But however tired the romance, even today Beach holds readers’ interest with his fast paced, action-adventure plot.


The Spoilers by Rex Beach

1906 bestseller #8. Project Gutenberg ebook #5076. My grade: B.


First edition cover ot The Spoilers shows village at the foot of Alaskan mountain.Handsome young Roy Glenister and his older sidekick, Bill Dextry, are headed back to their Midas Mine when Helen Chester makes a dash for their ship with several sailors in hot pursuit.

The men help Helen aboard and escort her safely to Nome where she has important business.

On the trip, Roy decides he’s going to marry Helen.

She disagrees: He’s too uncouth for her tastes.

There are the usual plot complications: misunderstandings on both sides, the girl’s guardian who’s a scoundrel, the suitor who’s an even worse scoundrel, the hero’s old girl friend.

The novelty is the plot trigger: Unscrupulous politicians have devised a way to steal gold from the Alaskan mines with the blessings of the courts and the US government.

The plan is simple, looks legal, and seems to be aimed at protecting honest miners.

Beach trained as a lawyer before spending five years prospecting in Alaska. The romance didn’t happen, but the skullduggery did.

Fraud on such a scale is mesmerizing—and well worth a read.

© 2015 Linda Gorton Aragoni

Michael O’Halloran: inspiration for the unthinking

Gene Stratton-Porter’s Michael O’Halloran is what is often called an “inspirational” novel, which in this case, as in many others, means ridiculous.

Orders Mickey's dying mother left for him.
Directions Mickey’s dying mother left for him.

Michael O’Halloran, 10, is an orphan who lives alone, supporting himself selling newspapers and advising the editor on what to put on the front page.


Michael O’Halloran by Gene Stratton-Porter

©1915, 1916. 1915 bestseller #3. Project Gutenbergebook #9489. My grade C-.


Mickey finds another orphan, a crippled girl he names Lily, and assumes sole responsibility for her care.

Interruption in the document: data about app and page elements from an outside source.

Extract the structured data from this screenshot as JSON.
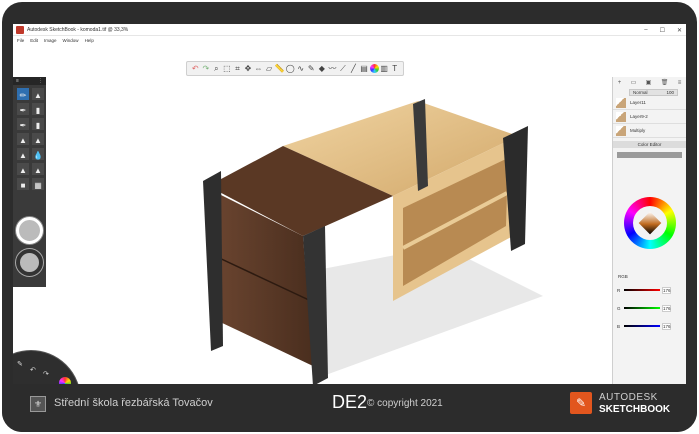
{
  "window": {
    "title": "Autodesk SketchBook - komoda1.tif @ 33,3%"
  },
  "window_controls": [
    "–",
    "☐",
    "✕"
  ],
  "menu": [
    "File",
    "Edit",
    "Image",
    "Window",
    "Help"
  ],
  "layers_panel": {
    "blend_mode": "Normal",
    "opacity": "100",
    "layers": [
      {
        "name": "Layer11"
      },
      {
        "name": "Layer9-2"
      },
      {
        "name": "Multiply"
      }
    ]
  },
  "color_editor": {
    "title": "Color Editor",
    "mode": "RGB",
    "channels": [
      {
        "name": "R",
        "value": "176"
      },
      {
        "name": "G",
        "value": "176"
      },
      {
        "name": "B",
        "value": "176"
      }
    ]
  },
  "footer": {
    "school": "Střední škola řezbářská Tovačov",
    "code": "DE2",
    "copyright": "© copyright 2021",
    "brand_line1": "AUTODESK",
    "brand_line2": "SKETCHBOOK"
  },
  "colors": {
    "frame": "#2c2c2c",
    "accent_orange": "#e2561e",
    "wood_light": "#e3c18d",
    "wood_dark": "#5a3824",
    "steel": "#2e2e2e"
  }
}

Meanwhile, lawyer Douglas Bruce’s colleague Mr. Minter has taken a slum kid into his office, so Bruce takes Mickey into his.

Bruce’s fiancée, Leslie Winton, attempts to save the Minter’s marriage by getting Mrs. Minter into the swamp to listen to bird songs and repent of her failure as a mother.

Mrs. Minter repents, but it’s some time before her husband learns enough bird songs to get over their sons’ murder of their sister.

At the behest of his future father-in-law, Bruce is investigating city government corruption.

Employees in Mr. Winton’s department deny wrong-doing.

Thanks to Mickey, Winton has time to replace the money he “borrowed” before Bruce finds out, so the taint of corruption never ascends to Winton himself.

Then Mickey wraps up the novel by curing Lily’s crippled back.

Now doesn’t that inspire you?

©2015 Linda Gorton Aragoni

A Lion Is in the Streets. Look for it.

Thanks to Adria Locke Langley’s decision to let Verity Martin tell the story of her charismatic husband’s political career, A Lion Is in the Streets is a political novel that can be enjoyed by folks who don’t like political novels.

As the book opens, Hank Martin is dead, killed by an assassin’s bullet. As Verity listens to a reporter tell the story of Hank’s life, she recalls the events as she saw them.


A Lion Is in the Streets by Adria Locke Langley

Blakiston, 1945. 345 pages. 1945 bestseller #6. My Grade: A-.


cover of "A Lion is in the Streets" is solid gray with title in silver
Don’t judge this book by its cover. It’s not a boring novel.

A Yankee schoolteacher, Verity fell for a southern peddler with dreams of being governor.

While he was out organizing a political machine, she stayed home in a little share-cropper cottage.

Almost from the first, Verity knew Hank’s sex appeal was a potential threat to her marriage.

It took her years to realize Hank’s lust for power is even more destructive than his sex drive, not only for their family but also for the whole state.

Langley does a superb job of making these people seem real. They are complicated bundles of inexplicable contradictions.

In some ways, each character knows the others better than they know themselves.

Like politics, much of the plot has to be grasped from innuendo. You’ll need to read slowly, picturing the scenes, or you’ll miss the point.

The effort is worth it.

© 2015 Linda Gorton Aragoni